Exercise directions: Leave out the pictures and retype everything else in the records below exactly.

Data shown:
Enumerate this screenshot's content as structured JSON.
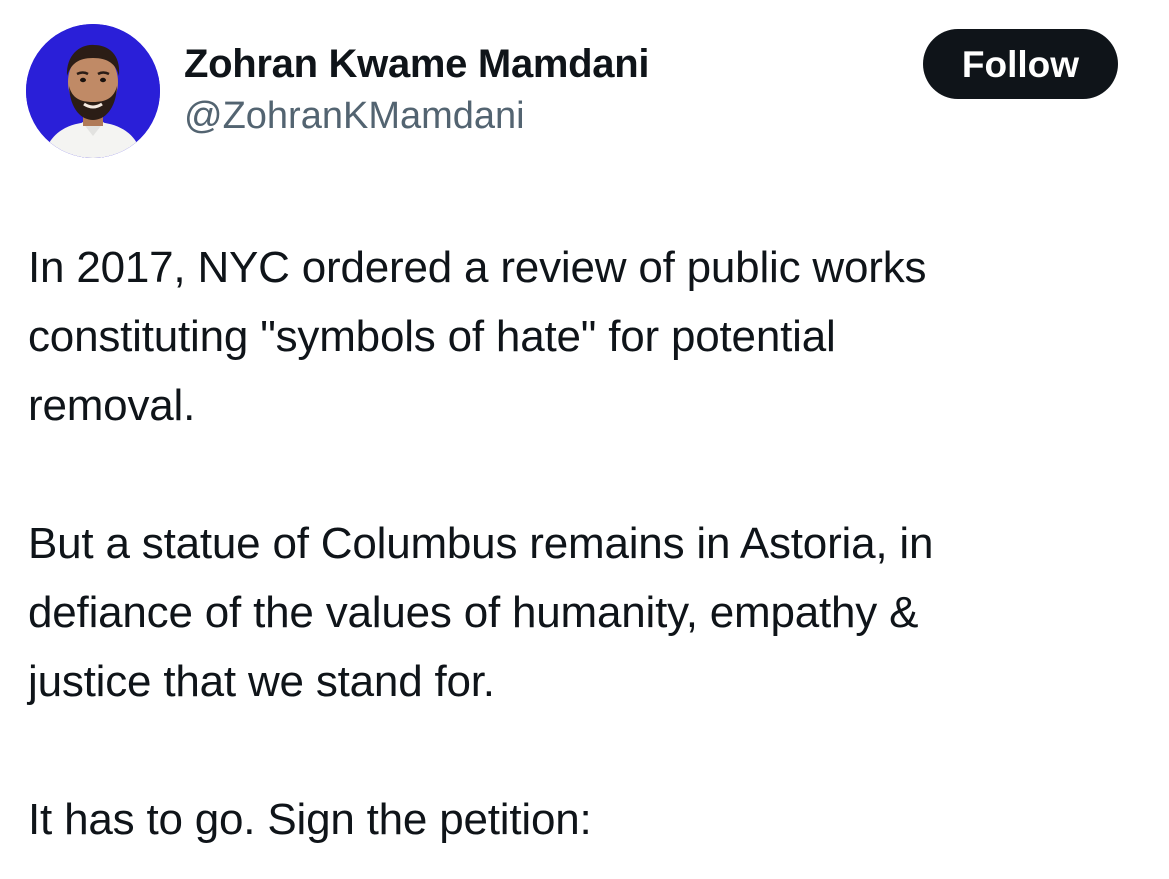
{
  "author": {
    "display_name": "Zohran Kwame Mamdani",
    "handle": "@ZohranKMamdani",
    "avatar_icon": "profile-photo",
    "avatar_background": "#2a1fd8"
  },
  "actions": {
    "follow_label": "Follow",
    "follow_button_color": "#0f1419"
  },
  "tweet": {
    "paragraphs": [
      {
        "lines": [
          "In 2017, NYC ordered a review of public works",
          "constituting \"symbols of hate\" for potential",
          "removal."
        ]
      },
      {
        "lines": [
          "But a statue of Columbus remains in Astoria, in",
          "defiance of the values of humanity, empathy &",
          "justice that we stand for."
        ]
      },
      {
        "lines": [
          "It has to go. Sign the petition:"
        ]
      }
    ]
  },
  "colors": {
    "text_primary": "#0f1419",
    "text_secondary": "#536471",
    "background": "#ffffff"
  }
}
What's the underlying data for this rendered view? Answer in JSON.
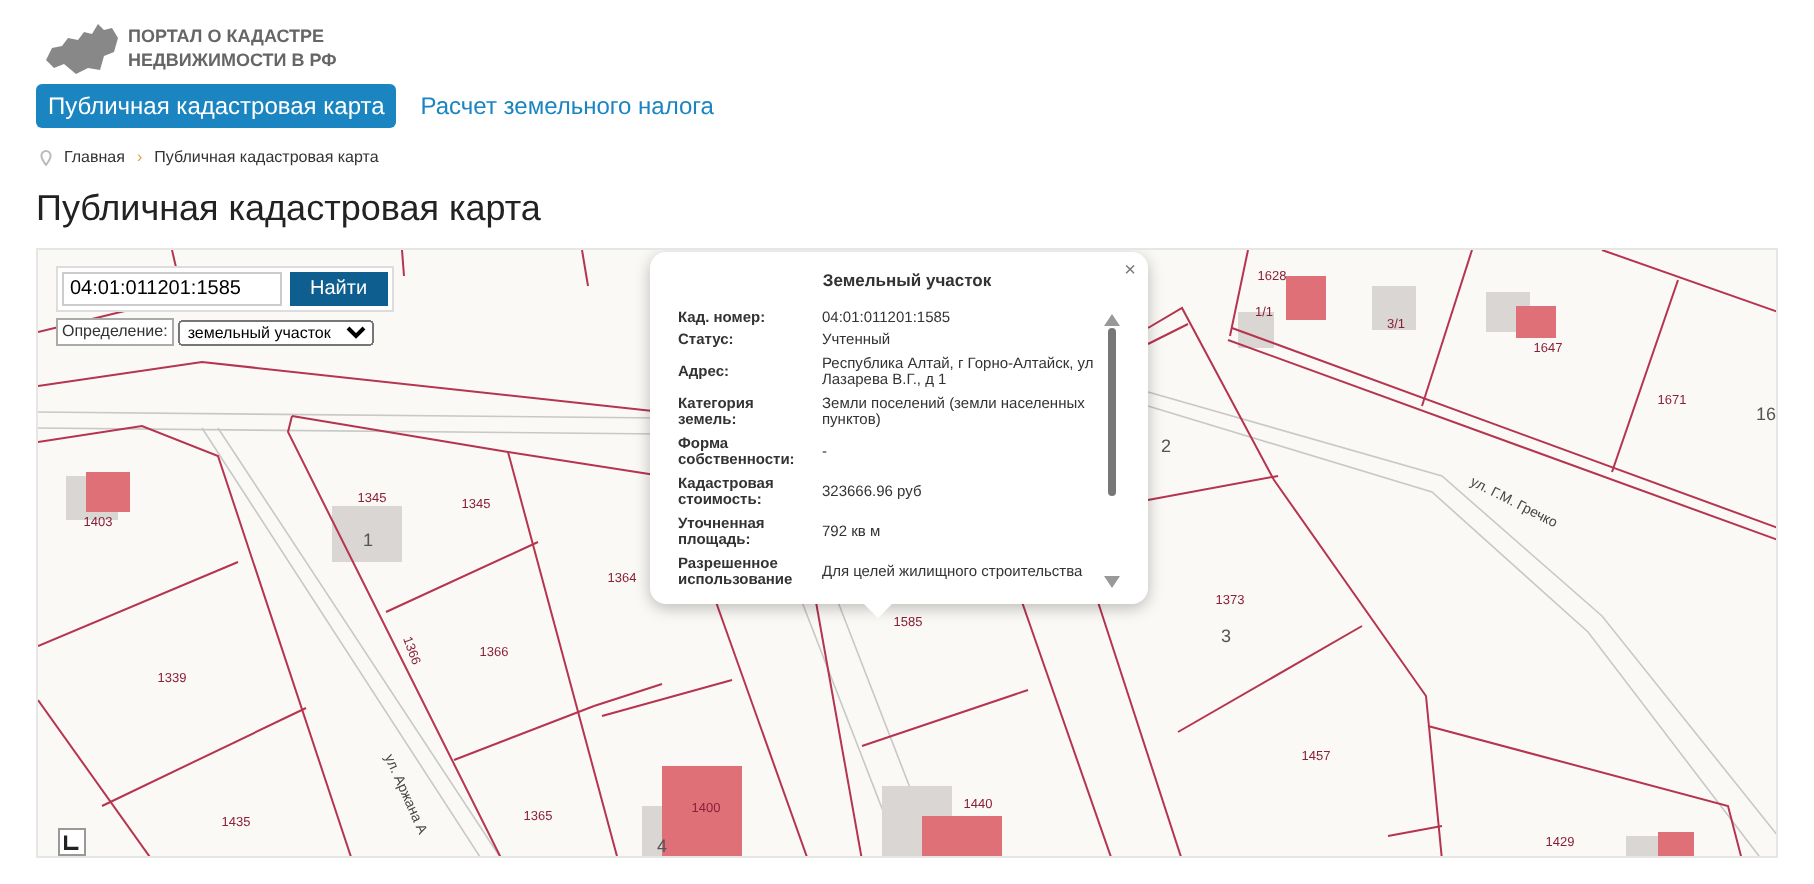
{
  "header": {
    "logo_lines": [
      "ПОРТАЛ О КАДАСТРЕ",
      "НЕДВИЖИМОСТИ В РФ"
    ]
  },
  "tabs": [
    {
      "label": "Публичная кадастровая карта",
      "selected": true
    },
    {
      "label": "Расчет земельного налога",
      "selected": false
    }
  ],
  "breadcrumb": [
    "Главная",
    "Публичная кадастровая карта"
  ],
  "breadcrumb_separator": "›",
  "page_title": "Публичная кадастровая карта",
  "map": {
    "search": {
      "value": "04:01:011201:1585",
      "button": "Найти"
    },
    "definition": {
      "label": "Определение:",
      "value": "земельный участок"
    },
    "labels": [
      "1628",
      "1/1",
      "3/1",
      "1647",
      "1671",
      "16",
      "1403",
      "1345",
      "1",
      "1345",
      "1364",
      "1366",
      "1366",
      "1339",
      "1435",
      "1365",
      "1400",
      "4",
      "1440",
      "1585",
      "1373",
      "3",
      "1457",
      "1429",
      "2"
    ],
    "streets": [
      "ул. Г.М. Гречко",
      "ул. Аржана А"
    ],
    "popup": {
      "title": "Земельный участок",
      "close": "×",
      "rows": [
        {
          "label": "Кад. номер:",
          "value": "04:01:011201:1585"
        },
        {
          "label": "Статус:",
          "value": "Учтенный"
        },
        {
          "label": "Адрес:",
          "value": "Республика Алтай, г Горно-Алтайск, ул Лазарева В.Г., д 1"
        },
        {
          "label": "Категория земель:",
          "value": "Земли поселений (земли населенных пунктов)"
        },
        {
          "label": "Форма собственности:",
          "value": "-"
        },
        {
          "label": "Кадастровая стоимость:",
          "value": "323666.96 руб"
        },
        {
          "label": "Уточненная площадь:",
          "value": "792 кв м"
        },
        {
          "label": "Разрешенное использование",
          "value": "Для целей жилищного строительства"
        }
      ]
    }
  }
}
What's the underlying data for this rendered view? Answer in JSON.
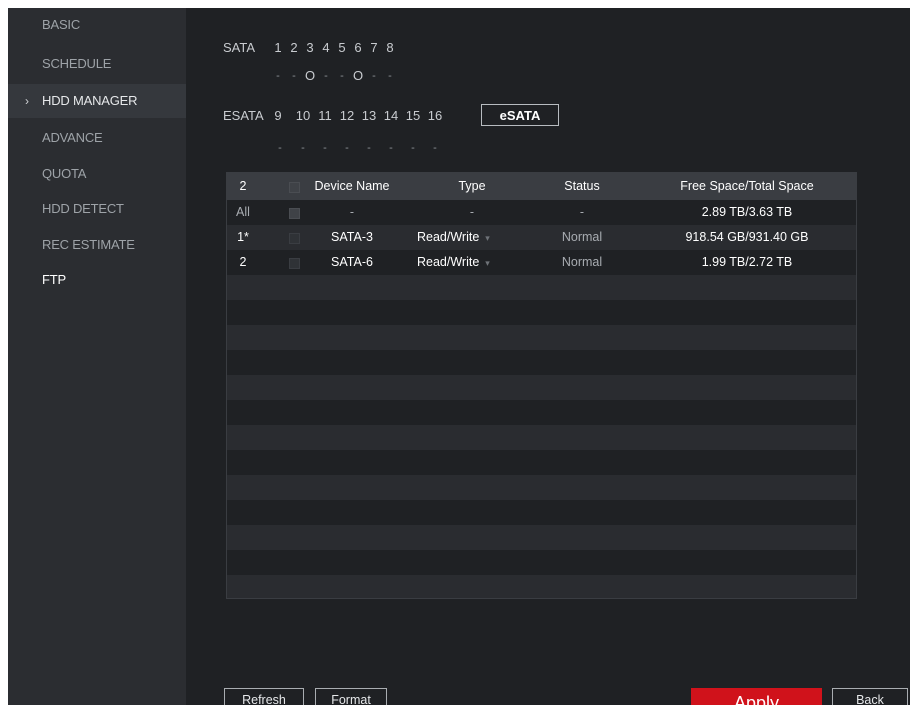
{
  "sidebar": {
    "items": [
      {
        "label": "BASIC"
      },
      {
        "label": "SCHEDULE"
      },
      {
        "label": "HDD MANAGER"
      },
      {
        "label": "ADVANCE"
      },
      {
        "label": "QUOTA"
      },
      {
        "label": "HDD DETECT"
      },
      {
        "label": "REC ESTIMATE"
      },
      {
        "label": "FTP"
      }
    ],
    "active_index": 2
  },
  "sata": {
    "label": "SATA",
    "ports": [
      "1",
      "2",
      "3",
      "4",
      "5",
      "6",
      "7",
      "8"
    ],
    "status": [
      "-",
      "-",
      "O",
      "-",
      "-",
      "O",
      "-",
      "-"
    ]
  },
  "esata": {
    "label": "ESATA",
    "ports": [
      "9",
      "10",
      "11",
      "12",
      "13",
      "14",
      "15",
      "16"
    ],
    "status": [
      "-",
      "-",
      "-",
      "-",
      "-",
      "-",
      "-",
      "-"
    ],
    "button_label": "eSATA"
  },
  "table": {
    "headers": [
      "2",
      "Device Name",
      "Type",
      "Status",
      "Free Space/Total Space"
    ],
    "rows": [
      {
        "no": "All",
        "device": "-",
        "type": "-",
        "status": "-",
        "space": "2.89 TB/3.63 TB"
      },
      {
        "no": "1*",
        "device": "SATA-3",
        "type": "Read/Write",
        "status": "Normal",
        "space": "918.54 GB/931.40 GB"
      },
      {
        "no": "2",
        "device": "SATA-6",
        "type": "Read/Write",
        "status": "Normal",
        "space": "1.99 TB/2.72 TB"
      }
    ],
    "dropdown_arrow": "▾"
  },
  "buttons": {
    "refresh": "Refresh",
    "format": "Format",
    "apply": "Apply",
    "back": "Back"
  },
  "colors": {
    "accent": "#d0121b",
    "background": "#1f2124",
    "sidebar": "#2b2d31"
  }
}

Solved exercise:
Enumerate this screenshot's content as structured JSON.
{
  "author": {
    "display_name": "Zohran Kwame Mamdani",
    "handle": "@ZohranKMamdani",
    "avatar_icon": "profile-photo",
    "avatar_background": "#2a1fd8"
  },
  "actions": {
    "follow_label": "Follow",
    "follow_button_color": "#0f1419"
  },
  "tweet": {
    "paragraphs": [
      {
        "lines": [
          "In 2017, NYC ordered a review of public works",
          "constituting \"symbols of hate\" for potential",
          "removal."
        ]
      },
      {
        "lines": [
          "But a statue of Columbus remains in Astoria, in",
          "defiance of the values of humanity, empathy &",
          "justice that we stand for."
        ]
      },
      {
        "lines": [
          "It has to go. Sign the petition:"
        ]
      }
    ]
  },
  "colors": {
    "text_primary": "#0f1419",
    "text_secondary": "#536471",
    "background": "#ffffff"
  }
}
What's the underlying data for this rendered view? Answer in JSON.
{
  "header": {
    "logo_lines": [
      "ПОРТАЛ О КАДАСТРЕ",
      "НЕДВИЖИМОСТИ В РФ"
    ]
  },
  "tabs": [
    {
      "label": "Публичная кадастровая карта",
      "selected": true
    },
    {
      "label": "Расчет земельного налога",
      "selected": false
    }
  ],
  "breadcrumb": [
    "Главная",
    "Публичная кадастровая карта"
  ],
  "breadcrumb_separator": "›",
  "page_title": "Публичная кадастровая карта",
  "map": {
    "search": {
      "value": "04:01:011201:1585",
      "button": "Найти"
    },
    "definition": {
      "label": "Определение:",
      "value": "земельный участок"
    },
    "labels": [
      "1628",
      "1/1",
      "3/1",
      "1647",
      "1671",
      "16",
      "1403",
      "1345",
      "1",
      "1345",
      "1364",
      "1366",
      "1366",
      "1339",
      "1435",
      "1365",
      "1400",
      "4",
      "1440",
      "1585",
      "1373",
      "3",
      "1457",
      "1429",
      "2"
    ],
    "streets": [
      "ул. Г.М. Гречко",
      "ул. Аржана А"
    ],
    "popup": {
      "title": "Земельный участок",
      "close": "×",
      "rows": [
        {
          "label": "Кад. номер:",
          "value": "04:01:011201:1585"
        },
        {
          "label": "Статус:",
          "value": "Учтенный"
        },
        {
          "label": "Адрес:",
          "value": "Республика Алтай, г Горно-Алтайск, ул Лазарева В.Г., д 1"
        },
        {
          "label": "Категория земель:",
          "value": "Земли поселений (земли населенных пунктов)"
        },
        {
          "label": "Форма собственности:",
          "value": "-"
        },
        {
          "label": "Кадастровая стоимость:",
          "value": "323666.96 руб"
        },
        {
          "label": "Уточненная площадь:",
          "value": "792 кв м"
        },
        {
          "label": "Разрешенное использование",
          "value": "Для целей жилищного строительства"
        }
      ]
    }
  }
}
What's the underlying data for this rendered view? Answer in JSON.
{
  "sidebar": {
    "items": [
      {
        "label": "BASIC"
      },
      {
        "label": "SCHEDULE"
      },
      {
        "label": "HDD MANAGER"
      },
      {
        "label": "ADVANCE"
      },
      {
        "label": "QUOTA"
      },
      {
        "label": "HDD DETECT"
      },
      {
        "label": "REC ESTIMATE"
      },
      {
        "label": "FTP"
      }
    ],
    "active_index": 2
  },
  "sata": {
    "label": "SATA",
    "ports": [
      "1",
      "2",
      "3",
      "4",
      "5",
      "6",
      "7",
      "8"
    ],
    "status": [
      "-",
      "-",
      "O",
      "-",
      "-",
      "O",
      "-",
      "-"
    ]
  },
  "esata": {
    "label": "ESATA",
    "ports": [
      "9",
      "10",
      "11",
      "12",
      "13",
      "14",
      "15",
      "16"
    ],
    "status": [
      "-",
      "-",
      "-",
      "-",
      "-",
      "-",
      "-",
      "-"
    ],
    "button_label": "eSATA"
  },
  "table": {
    "headers": [
      "2",
      "Device Name",
      "Type",
      "Status",
      "Free Space/Total Space"
    ],
    "rows": [
      {
        "no": "All",
        "device": "-",
        "type": "-",
        "status": "-",
        "space": "2.89 TB/3.63 TB"
      },
      {
        "no": "1*",
        "device": "SATA-3",
        "type": "Read/Write",
        "status": "Normal",
        "space": "918.54 GB/931.40 GB"
      },
      {
        "no": "2",
        "device": "SATA-6",
        "type": "Read/Write",
        "status": "Normal",
        "space": "1.99 TB/2.72 TB"
      }
    ],
    "dropdown_arrow": "▾"
  },
  "buttons": {
    "refresh": "Refresh",
    "format": "Format",
    "apply": "Apply",
    "back": "Back"
  },
  "colors": {
    "accent": "#d0121b",
    "background": "#1f2124",
    "sidebar": "#2b2d31"
  }
}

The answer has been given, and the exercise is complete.